his assistant Juliet Van Weenan, Roseanne Sole nudged her way between the
students until she stood just behind John, and because she was a head taller
than him, she bent down to croak into his ear, 'How ya doin', Pole-Boy? Got yer
dirty bit of cloth wiped clean yeah? Suppose ya gonna find another crappy flag
for Annie ta slag when yer finished with this one, ay?' Before John could turn
about, she had him by his ear-lobe, twisting it hard so that he was forced to
remain facing forward. 'Good to know that you're kid-smart enough to keep yer
gob shut, otherwise, who knows? Wise-up. You're a white kid. Get with the
program Sam, or I'm gonna start thinkin' you're a Sambo-lover.
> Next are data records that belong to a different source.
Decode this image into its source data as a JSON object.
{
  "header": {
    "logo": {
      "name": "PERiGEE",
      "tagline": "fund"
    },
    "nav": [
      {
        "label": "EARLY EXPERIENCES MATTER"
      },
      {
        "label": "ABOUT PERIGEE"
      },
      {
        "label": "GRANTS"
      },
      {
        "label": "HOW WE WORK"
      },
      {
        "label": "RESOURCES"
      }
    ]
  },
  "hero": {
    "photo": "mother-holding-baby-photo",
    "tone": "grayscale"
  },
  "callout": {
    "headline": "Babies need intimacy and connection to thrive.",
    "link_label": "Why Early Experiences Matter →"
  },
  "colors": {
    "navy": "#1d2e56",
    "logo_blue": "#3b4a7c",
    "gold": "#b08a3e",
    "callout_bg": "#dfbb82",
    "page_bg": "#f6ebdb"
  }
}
Annie don't like
'Blackies do not want you to like them!' said a biting voice in Roseanne's
ear, as Monique twisted her fingers into the bigger girl's hair, jerking her
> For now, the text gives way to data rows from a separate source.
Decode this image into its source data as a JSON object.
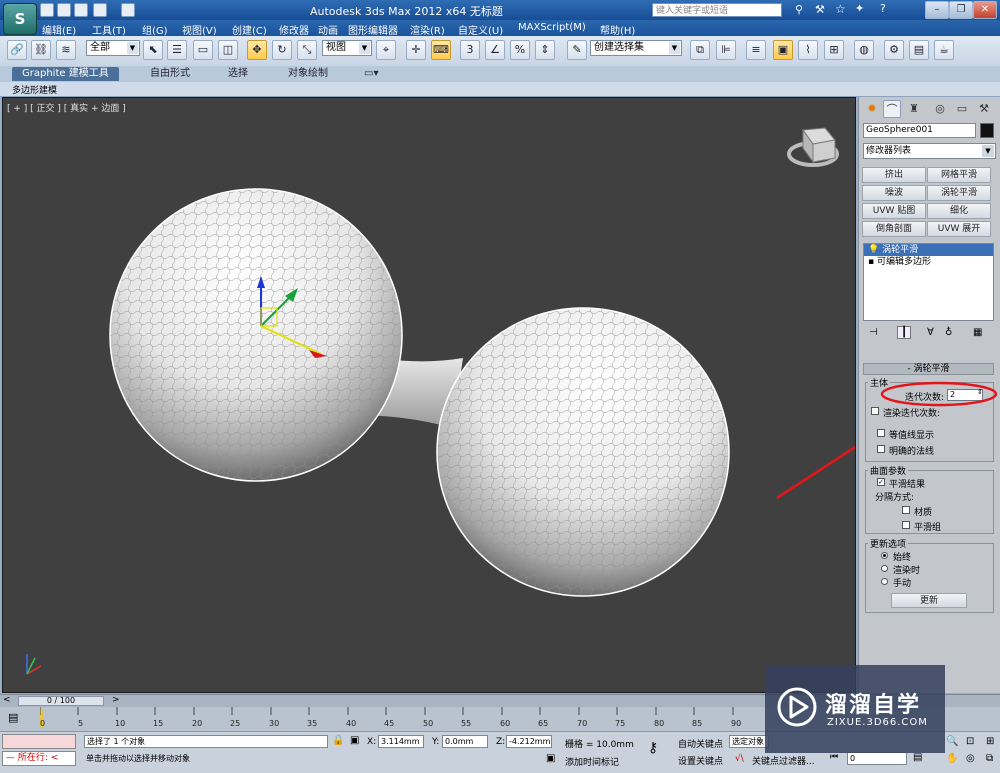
{
  "app": {
    "logo_text": "S",
    "title": "Autodesk 3ds Max  2012 x64     无标题",
    "search_placeholder": "键入关键字或短语"
  },
  "menu": [
    "编辑(E)",
    "工具(T)",
    "组(G)",
    "视图(V)",
    "创建(C)",
    "修改器",
    "动画",
    "图形编辑器",
    "渲染(R)",
    "自定义(U)",
    "MAXScript(M)",
    "帮助(H)"
  ],
  "toolbar": {
    "selection_filter": "全部",
    "reference_coord": "视图",
    "named_selection": "创建选择集",
    "snap_3": "3",
    "snap_percent": "%"
  },
  "ribbon": {
    "tabs": [
      "Graphite 建模工具",
      "自由形式",
      "选择",
      "对象绘制"
    ],
    "sub_label": "多边形建模"
  },
  "viewport": {
    "label": "[ + ] [ 正交 ] [ 真实 + 边面 ]",
    "axis_z": "z"
  },
  "command_panel": {
    "object_name": "GeoSphere001",
    "modifier_list": "修改器列表",
    "modifier_buttons": [
      "挤出",
      "网格平滑",
      "噪波",
      "涡轮平滑",
      "UVW 贴图",
      "细化",
      "倒角剖面",
      "UVW 展开"
    ],
    "stack": [
      "涡轮平滑",
      "可编辑多边形"
    ],
    "rollout_title": "涡轮平滑",
    "main_group": "主体",
    "iterations_label": "迭代次数:",
    "iterations_value": "2",
    "render_iters_label": "渲染迭代次数:",
    "isoline_display": "等值线显示",
    "explicit_normals": "明确的法线",
    "surface_group": "曲面参数",
    "smooth_result": "平滑结果",
    "separate_by": "分隔方式:",
    "materials": "材质",
    "smoothing_groups": "平滑组",
    "update_group": "更新选项",
    "always": "始终",
    "when_rendering": "渲染时",
    "manually": "手动",
    "update_button": "更新"
  },
  "timeline": {
    "frame_display": "0 / 100",
    "ticks": [
      "0",
      "5",
      "10",
      "15",
      "20",
      "25",
      "30",
      "35",
      "40",
      "45",
      "50",
      "55",
      "60",
      "65",
      "70",
      "75",
      "80",
      "85",
      "90"
    ]
  },
  "status": {
    "mode_label": "所在行:",
    "selected": "选择了 1 个对象",
    "prompt": "单击并拖动以选择并移动对象",
    "x_label": "X:",
    "x_value": "3.114mm",
    "y_label": "Y:",
    "y_value": "0.0mm",
    "z_label": "Z:",
    "z_value": "-4.212mm",
    "grid": "栅格 = 10.0mm",
    "add_time_tag": "添加时间标记",
    "auto_key": "自动关键点",
    "set_key": "设置关键点",
    "selected_object": "选定对象",
    "key_filters": "关键点过滤器...",
    "frame_field": "0"
  },
  "watermark": {
    "brand": "溜溜自学",
    "url": "ZIXUE.3D66.COM"
  },
  "colors": {
    "annotation_red": "#e0161c",
    "viewport_bg": "#404040",
    "selection_blue": "#3b6fb6"
  }
}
head upright away from John Wynd's. Suddenly Priscilla's hands were working hard
at forcing Roseanne's release of the boy's ear. As he twisted free, Priscilla
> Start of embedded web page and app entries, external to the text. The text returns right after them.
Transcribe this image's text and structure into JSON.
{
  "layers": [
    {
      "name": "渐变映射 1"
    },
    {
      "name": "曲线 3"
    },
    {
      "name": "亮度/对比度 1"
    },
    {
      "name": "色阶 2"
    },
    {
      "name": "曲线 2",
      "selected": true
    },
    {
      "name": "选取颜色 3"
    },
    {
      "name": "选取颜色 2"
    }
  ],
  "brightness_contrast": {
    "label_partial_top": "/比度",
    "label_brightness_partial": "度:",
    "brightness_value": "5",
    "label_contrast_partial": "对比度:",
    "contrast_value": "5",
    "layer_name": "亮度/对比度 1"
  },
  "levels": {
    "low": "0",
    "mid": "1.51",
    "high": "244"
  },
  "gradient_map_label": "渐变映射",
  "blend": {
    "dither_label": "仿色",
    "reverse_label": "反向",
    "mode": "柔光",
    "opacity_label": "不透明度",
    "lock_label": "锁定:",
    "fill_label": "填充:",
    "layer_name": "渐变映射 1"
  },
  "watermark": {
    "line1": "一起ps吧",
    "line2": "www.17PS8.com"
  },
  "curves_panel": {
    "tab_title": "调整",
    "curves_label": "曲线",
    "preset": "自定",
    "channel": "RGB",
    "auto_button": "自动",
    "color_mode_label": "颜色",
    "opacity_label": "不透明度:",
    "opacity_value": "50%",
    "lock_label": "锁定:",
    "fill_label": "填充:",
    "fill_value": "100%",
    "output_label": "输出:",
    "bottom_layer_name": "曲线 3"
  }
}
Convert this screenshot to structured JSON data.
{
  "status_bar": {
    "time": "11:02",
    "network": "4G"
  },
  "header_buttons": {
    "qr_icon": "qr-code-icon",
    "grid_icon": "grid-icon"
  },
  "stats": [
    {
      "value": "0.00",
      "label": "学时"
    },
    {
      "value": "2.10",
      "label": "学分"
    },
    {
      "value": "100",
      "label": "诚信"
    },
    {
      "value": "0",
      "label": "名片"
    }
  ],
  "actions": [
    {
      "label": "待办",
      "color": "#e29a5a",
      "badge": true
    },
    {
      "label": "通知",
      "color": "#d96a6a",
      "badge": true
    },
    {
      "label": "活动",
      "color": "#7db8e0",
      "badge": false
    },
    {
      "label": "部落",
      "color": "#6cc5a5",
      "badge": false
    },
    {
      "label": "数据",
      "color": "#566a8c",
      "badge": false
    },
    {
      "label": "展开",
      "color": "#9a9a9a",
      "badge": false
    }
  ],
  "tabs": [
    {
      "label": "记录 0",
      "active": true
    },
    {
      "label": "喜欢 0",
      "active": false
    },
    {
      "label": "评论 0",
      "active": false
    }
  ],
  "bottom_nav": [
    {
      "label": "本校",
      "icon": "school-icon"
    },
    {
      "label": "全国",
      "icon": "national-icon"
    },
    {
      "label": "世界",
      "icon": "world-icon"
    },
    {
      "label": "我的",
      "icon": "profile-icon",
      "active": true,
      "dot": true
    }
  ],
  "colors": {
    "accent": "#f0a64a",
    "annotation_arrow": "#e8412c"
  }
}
rasped, 'Get away from us! He's not alone! We saw what you did yesterday! You're
just a cow! A bullying, lumbering cow! And you're lucky this time that we're
keeping quiet because John made us promise. Now piss off!'
Roseanne wrenched herself free of Monique's grasp and grinned, exposing her
large, uneven teeth. 'Yeah, Johnnie made ya promise, 'cos he knows what's good
for him, that's why. Annie'll get you two anyway. You can count on it. Annie
promises you!' She suddenly hawked up a gob of phlegm and spat it onto the
grass, before abruptly turning and shoving her way between the ranks.
'You promised not to tell!' muttered John, rubbing at his throbbing,
'And we haven't!' Priscilla hissed back. 'At least you could be grateful for
still having both your ears!'
'And for having two "Whitey's" for friends, even if one is named
Black and the other one is actually black,' said Monique, flashing her Whoopi
Goldberg grin at him.
For a moment, he seemed to be on the verge of pushing them away, then his
demeanour changed and for the first time, both the girls saw the slightest
smile. 'I know you want to help me, and you have too, and I know I look as if
I've got a chip on my shoulder and maybe I have...It's just hard for me because
of other things...Thanks for trying...But don't get yourselves into
trouble...You've already become an enemy of hers...'
'Oh piffle!' said Priscilla, 'Roseanne Sole hates just about everybody, we're
only the newest on her list. She's the one with the chip. We can take care of
each other. Don't be a loner...'
John blinked, and for a fraction of a second something glimmered in his eyes:
hope, need, trust? Then it was gone. 'Catchya later,' he mumbled, sliding off
between the other students.
Wednesday and Thursday passed without incident. Classes came and went.
Roseanne Sole kept her distance, though there were times both Priscilla and
Monique had the distinct feeling of being watched. Strangely, when they spoke
briefly with Tsuang-Tsu and the others, they too agreed that there seemed a
vague feeling of something ominous about to happen.
In the early hours after midnight on Friday morning, Priscilla and Monique
were suddenly aroused from sleep by the piercing sounds of constant, hysterical
screaming, echoing across the Quad from somewhere in the levels high above!
Chapter 6 [Next]